Reep himself was most directly influential in Scandinavia (although he did help Brentford avoid relegation in 1951), and Egil Olsen’s Norway teams – whose full backs hit long cross field balls to John Carews and Tore Andre Flos – are perhaps the most obvious exponents of his absolutist football.
Reep, however, is as much a product of English football as he is an instigator, as Wilson sensibly objects: ‘just because long passing moves were rare in the English game of the fifties does not mean they were not desirable’. Newton did not claim to ‘invent’ absolute space, rather he discovered it, and the same is true of Reep’s absolute football.
This stereotyping is patently true.
Who does John Carew currently play for? Stoke City, England’s most absolutist footballers. They literally change the dimensions of the space in which they play in order to more effectively deliver the ball into the danger zones in front of their opponents’ goal.
Stoke’s directness is regularly praised in sections of the media for whom national pride is an agenda. In these same papers the eternal question of Leo Messi’s suitability for a hard night’s football in rainy Stoke on Trent is hotly debated.

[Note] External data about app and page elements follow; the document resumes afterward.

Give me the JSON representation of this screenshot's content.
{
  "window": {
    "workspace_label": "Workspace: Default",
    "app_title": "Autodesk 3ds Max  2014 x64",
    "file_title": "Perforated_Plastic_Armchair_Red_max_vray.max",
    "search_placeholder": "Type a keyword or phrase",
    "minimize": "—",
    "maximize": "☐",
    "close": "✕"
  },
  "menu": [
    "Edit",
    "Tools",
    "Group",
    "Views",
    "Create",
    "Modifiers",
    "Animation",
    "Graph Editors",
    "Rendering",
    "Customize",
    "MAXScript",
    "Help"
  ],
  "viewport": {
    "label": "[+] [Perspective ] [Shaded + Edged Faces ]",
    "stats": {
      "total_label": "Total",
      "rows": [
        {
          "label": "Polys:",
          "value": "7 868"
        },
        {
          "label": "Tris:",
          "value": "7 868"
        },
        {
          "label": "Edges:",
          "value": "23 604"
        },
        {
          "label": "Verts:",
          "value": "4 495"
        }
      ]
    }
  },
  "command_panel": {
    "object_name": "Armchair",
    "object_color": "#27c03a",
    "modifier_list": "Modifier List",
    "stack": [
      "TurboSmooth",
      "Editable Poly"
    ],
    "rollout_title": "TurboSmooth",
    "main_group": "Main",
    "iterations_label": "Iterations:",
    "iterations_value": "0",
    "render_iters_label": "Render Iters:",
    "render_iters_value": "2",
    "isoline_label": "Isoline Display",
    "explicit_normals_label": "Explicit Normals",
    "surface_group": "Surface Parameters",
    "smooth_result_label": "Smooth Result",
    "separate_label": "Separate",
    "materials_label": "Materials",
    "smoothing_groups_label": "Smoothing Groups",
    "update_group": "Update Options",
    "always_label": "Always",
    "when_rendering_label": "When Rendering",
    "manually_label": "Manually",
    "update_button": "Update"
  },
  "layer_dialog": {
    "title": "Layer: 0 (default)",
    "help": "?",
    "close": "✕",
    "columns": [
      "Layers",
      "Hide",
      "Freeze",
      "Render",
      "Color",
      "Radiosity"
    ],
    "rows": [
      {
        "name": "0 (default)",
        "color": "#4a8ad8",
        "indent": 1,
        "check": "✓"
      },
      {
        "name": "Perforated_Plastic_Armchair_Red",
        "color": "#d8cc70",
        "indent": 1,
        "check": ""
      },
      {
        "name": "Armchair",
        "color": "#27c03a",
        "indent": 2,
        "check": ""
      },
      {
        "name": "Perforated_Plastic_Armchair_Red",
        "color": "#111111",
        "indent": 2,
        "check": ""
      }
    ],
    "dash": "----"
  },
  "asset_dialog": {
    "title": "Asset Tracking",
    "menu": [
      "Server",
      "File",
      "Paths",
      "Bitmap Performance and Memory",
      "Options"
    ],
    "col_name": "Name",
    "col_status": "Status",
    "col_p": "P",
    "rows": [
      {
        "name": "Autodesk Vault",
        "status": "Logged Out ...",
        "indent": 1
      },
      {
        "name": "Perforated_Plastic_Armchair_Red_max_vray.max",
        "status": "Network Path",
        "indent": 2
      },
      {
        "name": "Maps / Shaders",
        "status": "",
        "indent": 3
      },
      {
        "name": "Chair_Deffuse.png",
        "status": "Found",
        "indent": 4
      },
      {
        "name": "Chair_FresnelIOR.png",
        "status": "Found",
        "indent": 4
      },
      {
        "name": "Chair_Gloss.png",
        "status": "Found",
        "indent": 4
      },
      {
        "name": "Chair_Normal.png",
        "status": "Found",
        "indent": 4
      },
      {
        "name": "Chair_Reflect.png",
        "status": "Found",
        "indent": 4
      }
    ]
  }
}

Stoke’s pragmatic targeting of a logically prior space is, like the original theoriser of such a space, quintessentially English. Leo Messi’s relativist understanding of his centre-forward position is equally quintessentially continental.
They can’t both be right, but as with Leibniz and Clarke, it’s hard to say that either is totally wrong too.
Fortunately, thanks to yesterday’s ‘Reep’-ing (you see what I did there, Pardew?) of the Bolton Academy, Stoke have likely earned themselves passage to next season’s Europa League. Obviously the chances of them playing Barcelona are slim, but it will be interesting to see how those absolutist animals fare in relativism’s continental heartland: The Correspondence Redux.